JBL, AKG and Infinity brands to live on under Samsung

Samsung's $8 billion purchase of Harman includes a wide portfolio of well-known audio brands -- all of which will apparently live on after the deal closes.

Ty Pendlebury Editor
Ty Pendlebury is a journalism graduate of RMIT Melbourne, and has worked at CNET since 2006. He lives in New York City where he writes about streaming and home audio.
Expertise Ty has worked for radio, print, and online publications, and has been writing about home entertainment since 2004. He majored in Cinema Studies when studying at RMIT. He is an avid record collector and streaming music enthusiast. Credentials
  • Ty was nominated for Best New Journalist at the Australian IT Journalism awards, but he has only ever won one thing. As a youth, he was awarded a free session for the photography studio at a local supermarket.
Ty Pendlebury
2 min read

Don't expect Samsung to rock the boat at Harman.

When the Korean giant announced its planned $8 billion acquisition of Harman earlier this week, it was said to be all about the audio conglomerate's automotive technology. "Approximately 65 percent of Harman's $7.0 billion of reported sales during the 12 months ended September 30, 2016 are automotive-related," crowed the press release announcing the deal.

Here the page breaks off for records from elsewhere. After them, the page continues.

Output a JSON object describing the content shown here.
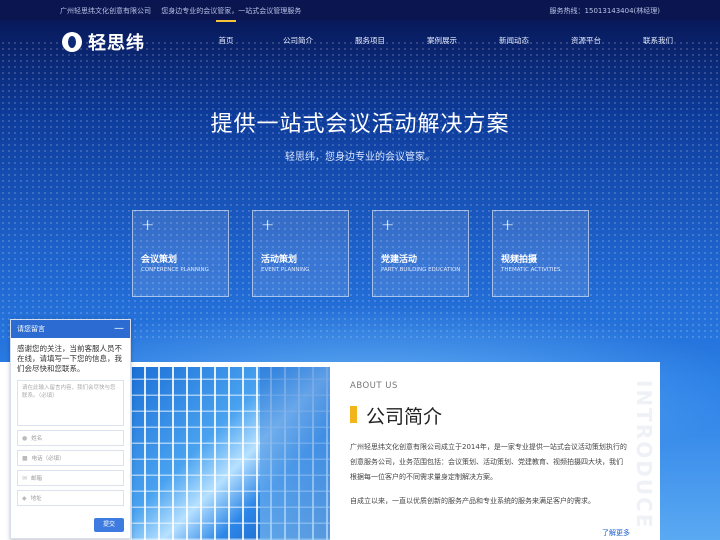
{
  "topbar": {
    "company": "广州轻思纬文化创意有限公司",
    "slogan": "您身边专业的会议管家，一站式会议管理服务",
    "hotline": "服务热线：15013143404(林经理)"
  },
  "brand": {
    "name": "轻思纬",
    "logo_icon": "logo-mark-icon"
  },
  "nav": [
    "首页",
    "公司简介",
    "服务项目",
    "案例展示",
    "新闻动态",
    "资源平台",
    "联系我们"
  ],
  "hero": {
    "title": "提供一站式会议活动解决方案",
    "subtitle": "轻思纬，您身边专业的会议管家。"
  },
  "services": [
    {
      "title": "会议策划",
      "en": "CONFERENCE PLANNING",
      "icon": "plus-icon"
    },
    {
      "title": "活动策划",
      "en": "EVENT PLANNING",
      "icon": "plus-icon"
    },
    {
      "title": "党建活动",
      "en": "PARTY BUILDING EDUCATION",
      "icon": "plus-icon"
    },
    {
      "title": "视频拍摄",
      "en": "THEMATIC ACTIVITIES",
      "icon": "plus-icon"
    }
  ],
  "about": {
    "en": "ABOUT US",
    "title": "公司简介",
    "p1": "广州轻思纬文化创意有限公司成立于2014年，是一家专业提供一站式会议活动策划执行的创意服务公司，业务范围包括：会议策划、活动策划、党建教育、视频拍摄四大块，我们根据每一位客户的不同需求量身定制解决方案。",
    "p2": "自成立以来，一直以优质创新的服务产品和专业系统的服务来满足客户的需求。",
    "more": "了解更多",
    "vertical": "INTRODUCE"
  },
  "chat": {
    "header": "请您留言",
    "minimize": "—",
    "message": "感谢您的关注，当前客服人员不在线，请填写一下您的信息，我们会尽快和您联系。",
    "textarea_placeholder": "请在此输入留言内容，我们会尽快与您联系。（必填）",
    "fields": [
      {
        "icon": "user-icon",
        "placeholder": "姓名"
      },
      {
        "icon": "phone-icon",
        "placeholder": "电话（必填）"
      },
      {
        "icon": "mail-icon",
        "placeholder": "邮箱"
      },
      {
        "icon": "location-icon",
        "placeholder": "地址"
      }
    ],
    "send": "提交"
  }
}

But owning Harman will give Samsung a wide range of brands that are also widely identified as leaders in home and portable audio, too. Barring an unlikely snag in the planned deal, Samsung will soon own such stalwart audio brands as JBL, Infinity, AKG, Mark Levinson, Revel and -- of course -- Harman Kardon, to name just a few. It will also get Harman's professional audio brands, too -- everything from guitar pedals (DigiTech) to microphones (AKG) to mixing desks (Soundcraft) to sound reinforcement (JBL Professional).


Harman brand JBL is best known these days for its headphones and Bluetooth speakers.

Sarah Tew/CNET

All those familiar badges, it appears, will live on in the post-Samsung era. "We plan to retain all of Harman's consumer and professional audio brands," said Samsung spokesperson Bomi Lim. And the continuity doesn't stop there. According to a person familiar with the company's plans, the Korean giant plans to retain Harman's workforce and facilities, too.

Once closed, the deal will give Samsung a turnkey high-end portfolio of high-end audio brands. As such, it represents something of a change in strategy for the company, which had previously been slowly amassing audio expertise in an attempt to make the Samsung brand synonymous with high-end audio. That was the same sort of of slow-and-steady approach that brought the company to dominance in televisions and smartphones -- a combination of engineering and design acumen paired with big advertising expenditures.

"Eventually, when you think of Bowers and Wilkins, you think of Samsung. That's our goal," Allan Devantier, vice president of Samsung's Audio R&D, told CNET in April. Under his guidance, Samsung's burgeoning high-end audio division, headquartered in the company's recently upgraded audio lab in Los Angeles, debuted products such as the Radiant360 speaker and an Atmos sound bar.

But now Devantier -- who worked at Harman for 20 years before joining Samsung -- and his team will be able to draw from reservoir of expertise at his old alma mater, too. Whether that manifests itself in some cross-pollination -- anything from "Powered by JBL" on Samsung speakers to "A Samsung Company" on Harman Kardon receivers -- remains to be seen.

Either way, it could be a win-win for Samsung. While comparisons to Bowers and Wilkins are still premature, this deal -- in tandem with the Samsung audio labs' own efforts -- could finally make the company a major competitor on the audio front.

But that success may well come from products that don't carry the "Samsung" name.

Update November 18 3:51 p.m. ET An earlier version of this story erroneously stated that Martin Logan was a Harman brand and this has been corrected.